The 351W s named for the factory in Windsor, Ontario that produced them. It is part of the long-running Ford small block Windsor V8 family, which also includes the venerable 302 (5.0L) V8. It shares the same small block V8 bellhousing pattern and motor mounts of the August 1964+ Windsor engines*. Key differences from the other Windsor engines include a taller deck height, unique firing order, and longer stroke.
*Pre-August 1964 engines (221/260/289) had a narrow 5-bolt bellhousing pattern, also referred to as the early V8 Windsor pattern. All post-August 1964 Windsor engines use a wider 6-bolt pattern (including all 351W), commonly referred to as the small block V8 pattern. The patterns are not interchangeable.
It’s far more common than the 351 Cleveland, and though it doesn’t have the “high performance” aura of its 351C counterpart, there is plenty of aftermarket support for it. Engine builders and hotrodders have no problems pulling gobs of horsepower out of these engines, and popular upgrades include cylinder heads, camshaft, headers, and intake manifold.
The 351C was built in Ford’s Cleveland, Ohio factory, and is part of the Ford 335 engine family.
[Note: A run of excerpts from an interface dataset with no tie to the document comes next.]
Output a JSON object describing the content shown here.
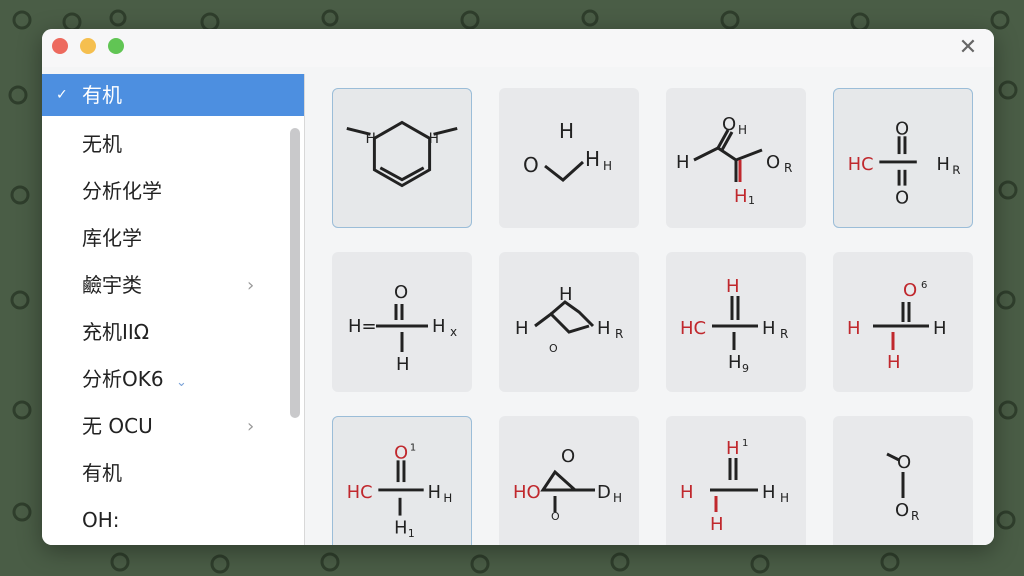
{
  "sidebar": {
    "items": [
      {
        "label": "有机",
        "selected": true,
        "check": "✓"
      },
      {
        "label": "无机"
      },
      {
        "label": "分析化学"
      },
      {
        "label": "库化学"
      },
      {
        "label": "鹼宇类",
        "chevron": "›"
      },
      {
        "label": "充机ⅠⅠΩ"
      },
      {
        "label": "分析OK6",
        "chevron_inline": "⌄"
      },
      {
        "label": "无 OCU",
        "chevron": "›"
      },
      {
        "label": "有机"
      },
      {
        "label": "OH:"
      }
    ]
  },
  "window": {
    "close_label": "✕"
  },
  "tiles": [
    {
      "labels": [
        "H",
        "H"
      ]
    },
    {
      "labels": [
        "H",
        "O",
        "H",
        "H"
      ]
    },
    {
      "labels": [
        "O",
        "H",
        "H",
        "O",
        "R",
        "H",
        "1"
      ]
    },
    {
      "labels": [
        "O",
        "HC",
        "H",
        "R",
        "O"
      ]
    },
    {
      "labels": [
        "O",
        "H=",
        "H",
        "x",
        "H"
      ]
    },
    {
      "labels": [
        "H",
        "H",
        "H",
        "R",
        "O"
      ]
    },
    {
      "labels": [
        "H",
        "HC",
        "H",
        "R",
        "H",
        "9"
      ]
    },
    {
      "labels": [
        "O",
        "6",
        "H",
        "H",
        "H"
      ]
    },
    {
      "labels": [
        "O",
        "1",
        "HC",
        "H",
        "H",
        "H",
        "1"
      ]
    },
    {
      "labels": [
        "O",
        "HO",
        "D",
        "H",
        "O"
      ]
    },
    {
      "labels": [
        "H",
        "1",
        "H",
        "H",
        "H",
        "H"
      ]
    },
    {
      "labels": [
        "O",
        "O",
        "R"
      ]
    }
  ],
  "colors": {
    "accent": "#4d8fe0",
    "red_atom": "#c0282d",
    "background": "#4a5d46"
  }
}
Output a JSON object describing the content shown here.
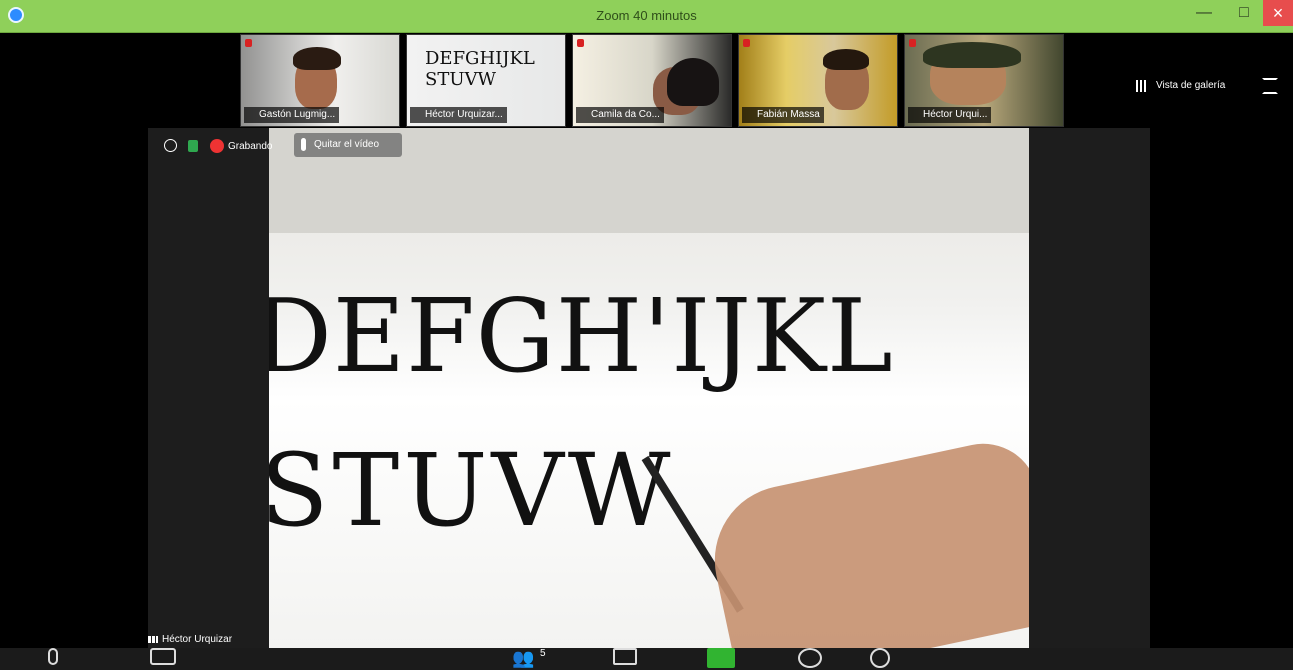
{
  "window": {
    "title": "Zoom 40 minutos"
  },
  "gallery": {
    "participants": [
      {
        "name": "Gastón Lugmig..."
      },
      {
        "name": "Héctor Urquizar..."
      },
      {
        "name": "Camila da Co..."
      },
      {
        "name": "Fabián Massa"
      },
      {
        "name": "Héctor Urqui..."
      }
    ]
  },
  "main_video": {
    "recording_label": "Grabando",
    "stop_video_label": "Quitar el vídeo",
    "speaker_name": "Héctor Urquizar",
    "writing_line1": "DEFGH'IJKL",
    "writing_line2": "STUVW"
  },
  "controls": {
    "gallery_view_label": "Vista de galería",
    "participant_count": "5"
  },
  "colors": {
    "titlebar": "#8fd05a",
    "close_button": "#e74d4d",
    "share_button": "#31b431"
  }
}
Back in the day, the 351C was considered the go-to Ford performance engine, thanks to its better-flowing cylinder heads and stronger crankshaft. Ford made both 2V and 4V cylinder head versions for the 351C, with the latter 4V heads being the more performance-oriented versions.
Unfortunately, Ford only produced the 351 Cleveland for five years (in the U.S. at least, Australia got the engine up until 1982). The engine’s rarity makes it a more expensive platform for an engine build, though it’s capable of making impressive power with the right upgrades. And, for what it’s worth, there’s still a ton of Blue Oval cache in saying you’ve got a real Cleveland under your hood.
The 351M is part of the same Ford 335 V8 engine series as the 351 Cleveland. It’s based off of the 400 Modified engine (see note on nomenclature in opening paragraph), which was essentially a 351C with a longer stroke. Unlike the 351C however, the 400 block had the bellhousing bolt pattern of 385-series big blocks. It also had a higher deck height to accommodate the longer stroke.
As the 351 Cleveland faded away, Ford engineers reverted to the original 351C’s 3.5-inch stroke, yet retained the 400’s deck height to create the 351M. The bellhousing bolt pattern on the 351M uses the same pattern as the 385-series big block engines as well. (That means, even though they’re related, transmissions, intake manifolds, and other parts may not be interchangeable between a 351C and 351M.)
It’s also worth noting that the 351M was only available from the factory with a 2-barrel carburetor.
Why the Three Engines?
Though they share displacements, each motor was built and configured for different applications.
For instance, the 4V-351 Cleveland went in the top-tier performance cars, but the 2V–351C engines could be found in a smattering of medium-to-full size 1970-74 passenger sedans too. By comparison, the 351M was used in 1975-82 passenger cars, light trucks, and SUVs.
And that’s what causes the confusion. Swaps between the three engines are common, so you can’t always match the engine to the vehicle you found it in. And, given the lack of interchangeability between key components, it’s absolutely critical to know what you’re wrenching on.
To put it into perspective, Ford offered the 351 Cleveland from 1970-74 (in the U.S.) and the 351 Modified from 1975-82. The 351 Windsor was available from 1969-97, making it by far the most common engine of the trio.
As a final historical footnote, the introduction of the overhead-cam Ford Modular V8 in 1991 meant that the Windsor, Cleveland, and Modified engines represent the final pushrod V8s designed by Ford.
[content from onallcylinders.com]